Themes and Meanings
Stereotypical male expectations of female sexuality is the central subject of Nicholasa Mohr’s story of Zoraida and her obsession with her dream lover and her great-aunt’s rocking chair. The theme is first suggested by the fact that Casto believes that the kind of sex that Zoraida is having with her demon lover is not the kind of sex in which a decent husband and wife should engage. Although the story does not make explicit what Casto means by normal, healthy sex, it seems clear that it does not include a woman’s wanton enjoyment of the sex act. Casto finds Zoraida’s total delight in her hallucinatory sex acts disgusting. A hypochondriac who is obsessed with his health and who takes handfuls of vitamins and spoonfuls of tonic every day, Casto justifies his need for sex as necessary to keep him from becoming ill. He feels that he is the master of his home, but he will not touch Zoraida as long as she seems under the control of something unhealthy. Zoraida’s enjoyment of sex makes Casto call her a whore and an animal, vulgar and common. When he married her, her shy behavior and ill appearance, like that of a “sick sparrow flirting with death,” made him think of her as a lady.

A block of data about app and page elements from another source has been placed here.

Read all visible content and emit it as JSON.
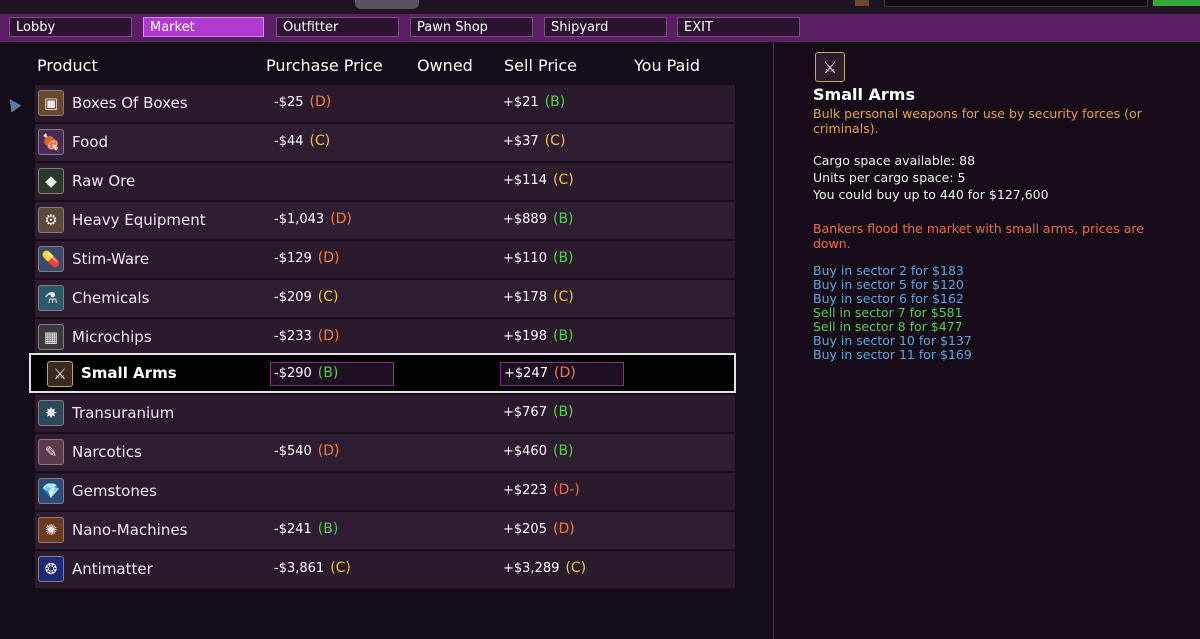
{
  "nav": {
    "tabs": [
      {
        "label": "Lobby",
        "active": false
      },
      {
        "label": "Market",
        "active": true
      },
      {
        "label": "Outfitter",
        "active": false
      },
      {
        "label": "Pawn Shop",
        "active": false
      },
      {
        "label": "Shipyard",
        "active": false
      },
      {
        "label": "EXIT",
        "active": false
      }
    ]
  },
  "table": {
    "headers": {
      "product": "Product",
      "purchase_price": "Purchase Price",
      "owned": "Owned",
      "sell_price": "Sell Price",
      "you_paid": "You Paid"
    },
    "rows": [
      {
        "name": "Boxes Of Boxes",
        "icon": "box-icon",
        "buy": "-$25",
        "buy_grade": "(D)",
        "sell": "+$21",
        "sell_grade": "(B)"
      },
      {
        "name": "Food",
        "icon": "food-icon",
        "buy": "-$44",
        "buy_grade": "(C)",
        "sell": "+$37",
        "sell_grade": "(C)"
      },
      {
        "name": "Raw Ore",
        "icon": "ore-icon",
        "buy": "",
        "buy_grade": "",
        "sell": "+$114",
        "sell_grade": "(C)"
      },
      {
        "name": "Heavy Equipment",
        "icon": "gear-icon",
        "buy": "-$1,043",
        "buy_grade": "(D)",
        "sell": "+$889",
        "sell_grade": "(B)"
      },
      {
        "name": "Stim-Ware",
        "icon": "pill-icon",
        "buy": "-$129",
        "buy_grade": "(D)",
        "sell": "+$110",
        "sell_grade": "(B)"
      },
      {
        "name": "Chemicals",
        "icon": "flask-icon",
        "buy": "-$209",
        "buy_grade": "(C)",
        "sell": "+$178",
        "sell_grade": "(C)"
      },
      {
        "name": "Microchips",
        "icon": "chip-icon",
        "buy": "-$233",
        "buy_grade": "(D)",
        "sell": "+$198",
        "sell_grade": "(B)"
      },
      {
        "name": "Small Arms",
        "icon": "crossed-swords-icon",
        "buy": "-$290",
        "buy_grade": "(B)",
        "sell": "+$247",
        "sell_grade": "(D)",
        "selected": true
      },
      {
        "name": "Transuranium",
        "icon": "atom-icon",
        "buy": "",
        "buy_grade": "",
        "sell": "+$767",
        "sell_grade": "(B)"
      },
      {
        "name": "Narcotics",
        "icon": "syringe-icon",
        "buy": "-$540",
        "buy_grade": "(D)",
        "sell": "+$460",
        "sell_grade": "(B)"
      },
      {
        "name": "Gemstones",
        "icon": "gem-icon",
        "buy": "",
        "buy_grade": "",
        "sell": "+$223",
        "sell_grade": "(D-)"
      },
      {
        "name": "Nano-Machines",
        "icon": "nano-icon",
        "buy": "-$241",
        "buy_grade": "(B)",
        "sell": "+$205",
        "sell_grade": "(D)"
      },
      {
        "name": "Antimatter",
        "icon": "antimatter-icon",
        "buy": "-$3,861",
        "buy_grade": "(C)",
        "sell": "+$3,289",
        "sell_grade": "(C)"
      }
    ]
  },
  "detail": {
    "title": "Small Arms",
    "description": "Bulk personal weapons for use by security forces (or criminals).",
    "cargo_available": "Cargo space available: 88",
    "units_per_space": "Units per cargo space: 5",
    "could_buy": "You could buy up to 440 for $127,600",
    "news": "Bankers flood the market with small arms, prices are down.",
    "trades": [
      {
        "text": "Buy in sector 2 for $183",
        "kind": "buy"
      },
      {
        "text": "Buy in sector 5 for $120",
        "kind": "buy"
      },
      {
        "text": "Buy in sector 6 for $162",
        "kind": "buy"
      },
      {
        "text": "Sell in sector 7 for $581",
        "kind": "sell"
      },
      {
        "text": "Sell in sector 8 for $477",
        "kind": "sell"
      },
      {
        "text": "Buy in sector 10 for $137",
        "kind": "buy"
      },
      {
        "text": "Buy in sector 11 for $169",
        "kind": "buy"
      }
    ]
  },
  "colors": {
    "nav_bg": "#5a1f62",
    "tab_active": "#b03ad0",
    "grade_B": "#4ed04e",
    "grade_C": "#f0c830",
    "grade_D": "#ff7a30",
    "trade_buy": "#5aa8e0",
    "trade_sell": "#4ed04e",
    "news": "#f06a50",
    "description": "#e8a048"
  }
}
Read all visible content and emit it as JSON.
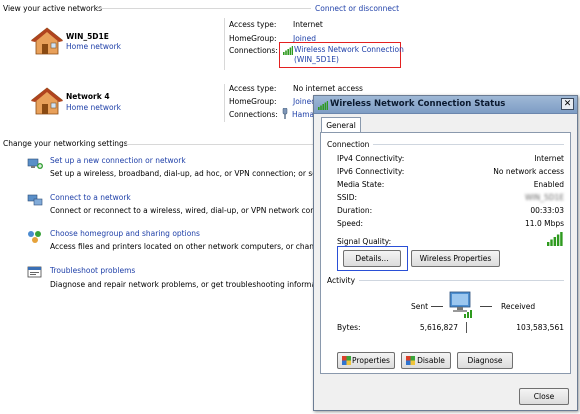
{
  "active_networks": {
    "header": "View your active networks",
    "right_link": "Connect or disconnect",
    "networks": [
      {
        "name": "WIN_5D1E",
        "type_link": "Home network",
        "access_type_label": "Access type:",
        "access_type_value": "Internet",
        "homegroup_label": "HomeGroup:",
        "homegroup_value": "Joined",
        "connections_label": "Connections:",
        "connection_name_line1": "Wireless Network Connection",
        "connection_name_line2": "(WIN_5D1E)"
      },
      {
        "name": "Network  4",
        "type_link": "Home network",
        "access_type_label": "Access type:",
        "access_type_value": "No internet access",
        "homegroup_label": "HomeGroup:",
        "homegroup_value": "Joined",
        "connections_label": "Connections:",
        "connection_name_line1": "Hamac"
      }
    ]
  },
  "settings": {
    "header": "Change your networking settings",
    "items": [
      {
        "title": "Set up a new connection or network",
        "desc": "Set up a wireless, broadband, dial-up, ad hoc, or VPN connection; or set up a r"
      },
      {
        "title": "Connect to a network",
        "desc": "Connect or reconnect to a wireless, wired, dial-up, or VPN network connectior"
      },
      {
        "title": "Choose homegroup and sharing options",
        "desc": "Access files and printers located on other network computers, or change shar"
      },
      {
        "title": "Troubleshoot problems",
        "desc": "Diagnose and repair network problems, or get troubleshooting information."
      }
    ]
  },
  "dialog": {
    "title": "Wireless Network Connection Status",
    "close_glyph": "✕",
    "tab": "General",
    "connection_group": "Connection",
    "rows": [
      {
        "label": "IPv4 Connectivity:",
        "value": "Internet"
      },
      {
        "label": "IPv6 Connectivity:",
        "value": "No network access"
      },
      {
        "label": "Media State:",
        "value": "Enabled"
      },
      {
        "label": "SSID:",
        "value": "WIN_5D1E"
      },
      {
        "label": "Duration:",
        "value": "00:33:03"
      },
      {
        "label": "Speed:",
        "value": "11.0 Mbps"
      }
    ],
    "signal_label": "Signal Quality:",
    "details_button": "Details...",
    "wireless_props_button": "Wireless Properties",
    "activity_group": "Activity",
    "sent_label": "Sent",
    "received_label": "Received",
    "bytes_label": "Bytes:",
    "bytes_sent": "5,616,827",
    "bytes_received": "103,583,561",
    "properties_button": "Properties",
    "disable_button": "Disable",
    "diagnose_button": "Diagnose",
    "close_button": "Close"
  },
  "colors": {
    "link": "#1e3fa8",
    "highlight_red": "#e32020",
    "highlight_blue": "#2a4fd6",
    "signal_green": "#2e9a1e"
  }
}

Throughout the story, Casto insists on his rights as a man to have sex when and how he wants. Zoraida’s conscious views about sexuality are not made clear in the story, but the fact that she can take pleasure in sex only while she is asleep, and therefore has no...
(The entire section is 482 words.)